## Instructions to follow
Pull every line containing "kcip" from the entries.

## Entries provided
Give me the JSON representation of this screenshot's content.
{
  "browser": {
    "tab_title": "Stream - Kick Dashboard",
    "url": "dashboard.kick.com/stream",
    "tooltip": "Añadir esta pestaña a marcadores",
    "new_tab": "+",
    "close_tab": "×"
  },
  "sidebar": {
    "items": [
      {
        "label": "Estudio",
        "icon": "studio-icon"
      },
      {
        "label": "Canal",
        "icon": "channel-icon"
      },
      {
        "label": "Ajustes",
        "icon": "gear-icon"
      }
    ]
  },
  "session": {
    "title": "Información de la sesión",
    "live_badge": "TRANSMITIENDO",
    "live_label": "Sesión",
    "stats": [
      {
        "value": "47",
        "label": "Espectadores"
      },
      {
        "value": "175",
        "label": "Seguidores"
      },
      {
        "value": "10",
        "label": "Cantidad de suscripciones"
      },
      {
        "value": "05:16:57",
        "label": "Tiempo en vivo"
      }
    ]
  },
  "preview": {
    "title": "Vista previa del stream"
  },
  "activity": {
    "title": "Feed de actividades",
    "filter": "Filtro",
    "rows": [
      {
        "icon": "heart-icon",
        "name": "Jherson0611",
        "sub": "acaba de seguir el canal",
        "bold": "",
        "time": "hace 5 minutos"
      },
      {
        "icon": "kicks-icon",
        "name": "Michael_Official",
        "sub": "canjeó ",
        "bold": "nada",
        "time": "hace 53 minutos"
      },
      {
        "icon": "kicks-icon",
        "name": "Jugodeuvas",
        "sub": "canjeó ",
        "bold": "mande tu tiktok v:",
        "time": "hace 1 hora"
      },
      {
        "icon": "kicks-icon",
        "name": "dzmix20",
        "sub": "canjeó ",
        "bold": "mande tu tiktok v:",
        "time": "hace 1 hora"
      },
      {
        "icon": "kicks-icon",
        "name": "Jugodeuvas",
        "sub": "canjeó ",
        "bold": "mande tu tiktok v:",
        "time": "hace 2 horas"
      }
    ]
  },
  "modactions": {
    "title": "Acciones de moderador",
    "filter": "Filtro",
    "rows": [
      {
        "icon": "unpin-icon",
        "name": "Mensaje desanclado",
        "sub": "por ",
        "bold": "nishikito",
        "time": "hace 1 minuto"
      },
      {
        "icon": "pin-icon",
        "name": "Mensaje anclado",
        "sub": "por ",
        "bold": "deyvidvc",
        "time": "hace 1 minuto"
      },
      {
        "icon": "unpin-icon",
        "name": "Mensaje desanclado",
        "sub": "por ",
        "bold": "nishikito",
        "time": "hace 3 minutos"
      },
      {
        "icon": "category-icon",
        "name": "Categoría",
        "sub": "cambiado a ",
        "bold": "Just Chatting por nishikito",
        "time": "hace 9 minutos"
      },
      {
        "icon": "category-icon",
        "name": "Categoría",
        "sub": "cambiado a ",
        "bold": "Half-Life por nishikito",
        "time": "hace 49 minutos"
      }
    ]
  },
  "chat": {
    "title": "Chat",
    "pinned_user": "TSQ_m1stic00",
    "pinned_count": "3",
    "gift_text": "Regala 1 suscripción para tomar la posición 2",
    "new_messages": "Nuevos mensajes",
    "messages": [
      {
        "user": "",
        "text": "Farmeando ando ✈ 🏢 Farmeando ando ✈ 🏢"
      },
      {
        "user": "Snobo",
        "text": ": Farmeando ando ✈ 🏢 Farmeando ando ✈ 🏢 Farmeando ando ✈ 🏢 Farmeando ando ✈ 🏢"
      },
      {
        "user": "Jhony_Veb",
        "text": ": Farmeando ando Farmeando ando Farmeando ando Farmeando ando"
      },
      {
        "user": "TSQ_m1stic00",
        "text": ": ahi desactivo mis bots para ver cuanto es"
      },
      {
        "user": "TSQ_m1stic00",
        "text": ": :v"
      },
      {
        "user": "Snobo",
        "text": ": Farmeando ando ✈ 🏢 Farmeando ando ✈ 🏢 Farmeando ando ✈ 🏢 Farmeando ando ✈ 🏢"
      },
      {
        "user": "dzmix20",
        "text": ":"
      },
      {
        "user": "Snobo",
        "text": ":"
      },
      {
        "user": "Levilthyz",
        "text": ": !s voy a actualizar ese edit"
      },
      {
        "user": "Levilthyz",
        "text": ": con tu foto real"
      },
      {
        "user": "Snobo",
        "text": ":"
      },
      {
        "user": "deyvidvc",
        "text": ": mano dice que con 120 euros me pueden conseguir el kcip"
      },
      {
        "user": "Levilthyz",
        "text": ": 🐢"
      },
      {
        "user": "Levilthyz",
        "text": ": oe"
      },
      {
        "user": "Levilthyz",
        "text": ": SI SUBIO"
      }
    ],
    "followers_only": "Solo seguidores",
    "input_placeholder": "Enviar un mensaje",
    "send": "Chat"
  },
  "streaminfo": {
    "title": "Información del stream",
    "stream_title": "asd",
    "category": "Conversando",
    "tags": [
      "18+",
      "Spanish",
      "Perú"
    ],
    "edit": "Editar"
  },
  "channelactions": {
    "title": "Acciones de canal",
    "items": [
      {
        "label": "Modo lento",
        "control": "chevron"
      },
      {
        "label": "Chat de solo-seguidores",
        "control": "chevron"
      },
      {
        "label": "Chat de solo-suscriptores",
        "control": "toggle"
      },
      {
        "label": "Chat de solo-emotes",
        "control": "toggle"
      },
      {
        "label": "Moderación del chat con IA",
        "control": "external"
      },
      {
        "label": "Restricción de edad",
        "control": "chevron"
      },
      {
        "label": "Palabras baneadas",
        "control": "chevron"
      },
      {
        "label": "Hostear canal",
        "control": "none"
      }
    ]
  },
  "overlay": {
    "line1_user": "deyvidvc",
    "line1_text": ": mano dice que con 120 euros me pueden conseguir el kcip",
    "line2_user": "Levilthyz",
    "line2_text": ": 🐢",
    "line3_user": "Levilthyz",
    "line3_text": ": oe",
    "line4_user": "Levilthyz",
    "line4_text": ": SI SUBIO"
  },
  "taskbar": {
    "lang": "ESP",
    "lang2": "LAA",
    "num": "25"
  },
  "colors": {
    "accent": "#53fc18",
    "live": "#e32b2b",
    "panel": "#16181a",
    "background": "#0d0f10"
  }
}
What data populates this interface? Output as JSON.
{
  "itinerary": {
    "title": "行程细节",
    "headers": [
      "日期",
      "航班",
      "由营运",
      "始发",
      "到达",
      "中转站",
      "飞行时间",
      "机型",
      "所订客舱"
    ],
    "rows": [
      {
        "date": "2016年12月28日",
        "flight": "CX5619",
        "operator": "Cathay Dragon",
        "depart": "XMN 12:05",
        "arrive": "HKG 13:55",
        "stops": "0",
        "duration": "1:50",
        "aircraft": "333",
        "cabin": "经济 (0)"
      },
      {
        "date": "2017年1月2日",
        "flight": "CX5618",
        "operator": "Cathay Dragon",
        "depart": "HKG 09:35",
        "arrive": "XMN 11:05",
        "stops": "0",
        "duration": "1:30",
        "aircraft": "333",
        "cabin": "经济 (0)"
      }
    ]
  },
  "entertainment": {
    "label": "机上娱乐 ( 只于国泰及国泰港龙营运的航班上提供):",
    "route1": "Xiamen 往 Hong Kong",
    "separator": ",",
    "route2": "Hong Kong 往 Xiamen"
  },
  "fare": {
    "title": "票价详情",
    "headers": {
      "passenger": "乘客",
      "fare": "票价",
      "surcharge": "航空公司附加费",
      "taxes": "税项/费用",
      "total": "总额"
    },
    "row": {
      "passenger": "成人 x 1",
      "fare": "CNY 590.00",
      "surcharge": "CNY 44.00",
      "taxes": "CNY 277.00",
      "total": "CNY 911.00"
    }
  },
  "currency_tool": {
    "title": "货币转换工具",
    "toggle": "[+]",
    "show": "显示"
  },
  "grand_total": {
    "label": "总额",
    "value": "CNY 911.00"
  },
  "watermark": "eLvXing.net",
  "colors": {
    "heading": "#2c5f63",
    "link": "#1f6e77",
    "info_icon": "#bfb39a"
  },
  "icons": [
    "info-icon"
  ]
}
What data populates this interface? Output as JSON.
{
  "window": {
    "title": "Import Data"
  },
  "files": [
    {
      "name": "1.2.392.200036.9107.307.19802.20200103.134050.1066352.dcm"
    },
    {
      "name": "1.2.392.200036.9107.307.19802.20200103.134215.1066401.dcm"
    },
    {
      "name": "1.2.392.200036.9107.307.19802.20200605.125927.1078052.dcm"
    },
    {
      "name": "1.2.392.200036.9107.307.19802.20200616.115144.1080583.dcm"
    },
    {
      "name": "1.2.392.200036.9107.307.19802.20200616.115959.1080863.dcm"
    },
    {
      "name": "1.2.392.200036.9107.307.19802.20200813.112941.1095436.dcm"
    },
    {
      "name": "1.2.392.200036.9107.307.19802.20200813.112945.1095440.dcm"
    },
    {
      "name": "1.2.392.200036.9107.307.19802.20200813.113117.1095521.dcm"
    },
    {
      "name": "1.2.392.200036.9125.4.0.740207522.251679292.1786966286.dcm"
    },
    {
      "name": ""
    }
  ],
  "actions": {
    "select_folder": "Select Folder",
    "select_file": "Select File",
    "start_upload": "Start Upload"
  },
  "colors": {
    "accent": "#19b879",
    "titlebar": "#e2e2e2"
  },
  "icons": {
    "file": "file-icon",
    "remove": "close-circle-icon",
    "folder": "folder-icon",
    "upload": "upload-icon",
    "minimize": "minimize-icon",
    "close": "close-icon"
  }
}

## Task output
        "text": ": mano dice que con 120 euros me pueden conseguir el kcip"
    "line1_text": ": mano dice que con 120 euros me pueden conseguir el kcip",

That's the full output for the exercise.